■ Instructions to follow
Reproduce all records exactly.

■ Given records
+===+

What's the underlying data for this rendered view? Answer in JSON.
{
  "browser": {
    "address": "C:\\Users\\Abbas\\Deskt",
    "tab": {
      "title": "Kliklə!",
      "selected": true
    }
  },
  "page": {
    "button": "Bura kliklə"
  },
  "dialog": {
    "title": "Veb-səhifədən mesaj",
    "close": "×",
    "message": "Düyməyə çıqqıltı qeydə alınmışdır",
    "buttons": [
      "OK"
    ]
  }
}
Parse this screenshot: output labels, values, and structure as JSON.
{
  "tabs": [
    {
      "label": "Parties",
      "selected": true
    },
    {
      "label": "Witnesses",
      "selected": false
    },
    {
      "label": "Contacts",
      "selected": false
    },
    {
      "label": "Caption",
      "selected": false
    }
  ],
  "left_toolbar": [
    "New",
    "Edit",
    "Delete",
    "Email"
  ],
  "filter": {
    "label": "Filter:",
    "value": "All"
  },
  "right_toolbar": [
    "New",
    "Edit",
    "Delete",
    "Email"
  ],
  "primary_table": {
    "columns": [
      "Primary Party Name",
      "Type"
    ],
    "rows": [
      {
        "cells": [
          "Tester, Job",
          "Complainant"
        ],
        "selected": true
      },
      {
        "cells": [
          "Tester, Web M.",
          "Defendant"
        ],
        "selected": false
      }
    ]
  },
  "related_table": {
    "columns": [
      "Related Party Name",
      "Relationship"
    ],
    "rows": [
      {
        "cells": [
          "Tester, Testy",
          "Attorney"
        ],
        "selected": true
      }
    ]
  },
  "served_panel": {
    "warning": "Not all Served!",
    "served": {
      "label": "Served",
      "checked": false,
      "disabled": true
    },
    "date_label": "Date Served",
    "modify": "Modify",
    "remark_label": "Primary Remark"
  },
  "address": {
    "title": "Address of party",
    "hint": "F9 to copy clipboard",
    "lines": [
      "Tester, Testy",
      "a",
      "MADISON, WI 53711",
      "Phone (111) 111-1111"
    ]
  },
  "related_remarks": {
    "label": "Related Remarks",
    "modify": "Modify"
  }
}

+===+

■ Answer
What's the underlying data for this rendered view? Answer in JSON.
{
  "browser": {
    "address": "C:\\Users\\Abbas\\Deskt",
    "tab": {
      "title": "Kliklə!",
      "selected": true
    }
  },
  "page": {
    "button": "Bura kliklə"
  },
  "dialog": {
    "title": "Veb-səhifədən mesaj",
    "close": "×",
    "message": "Düyməyə çıqqıltı qeydə alınmışdır",
    "buttons": [
      "OK"
    ]
  }
}
Parse this screenshot: output labels, values, and structure as JSON.
{
  "tabs": [
    {
      "label": "Parties",
      "selected": true
    },
    {
      "label": "Witnesses",
      "selected": false
    },
    {
      "label": "Contacts",
      "selected": false
    },
    {
      "label": "Caption",
      "selected": false
    }
  ],
  "left_toolbar": [
    "New",
    "Edit",
    "Delete",
    "Email"
  ],
  "filter": {
    "label": "Filter:",
    "value": "All"
  },
  "right_toolbar": [
    "New",
    "Edit",
    "Delete",
    "Email"
  ],
  "primary_table": {
    "columns": [
      "Primary Party Name",
      "Type"
    ],
    "rows": [
      {
        "cells": [
          "Tester, Job",
          "Complainant"
        ],
        "selected": true
      },
      {
        "cells": [
          "Tester, Web M.",
          "Defendant"
        ],
        "selected": false
      }
    ]
  },
  "related_table": {
    "columns": [
      "Related Party Name",
      "Relationship"
    ],
    "rows": [
      {
        "cells": [
          "Tester, Testy",
          "Attorney"
        ],
        "selected": true
      }
    ]
  },
  "served_panel": {
    "warning": "Not all Served!",
    "served": {
      "label": "Served",
      "checked": false,
      "disabled": true
    },
    "date_label": "Date Served",
    "modify": "Modify",
    "remark_label": "Primary Remark"
  },
  "address": {
    "title": "Address of party",
    "hint": "F9 to copy clipboard",
    "lines": [
      "Tester, Testy",
      "a",
      "MADISON, WI 53711",
      "Phone (111) 111-1111"
    ]
  },
  "related_remarks": {
    "label": "Related Remarks",
    "modify": "Modify"
  }
}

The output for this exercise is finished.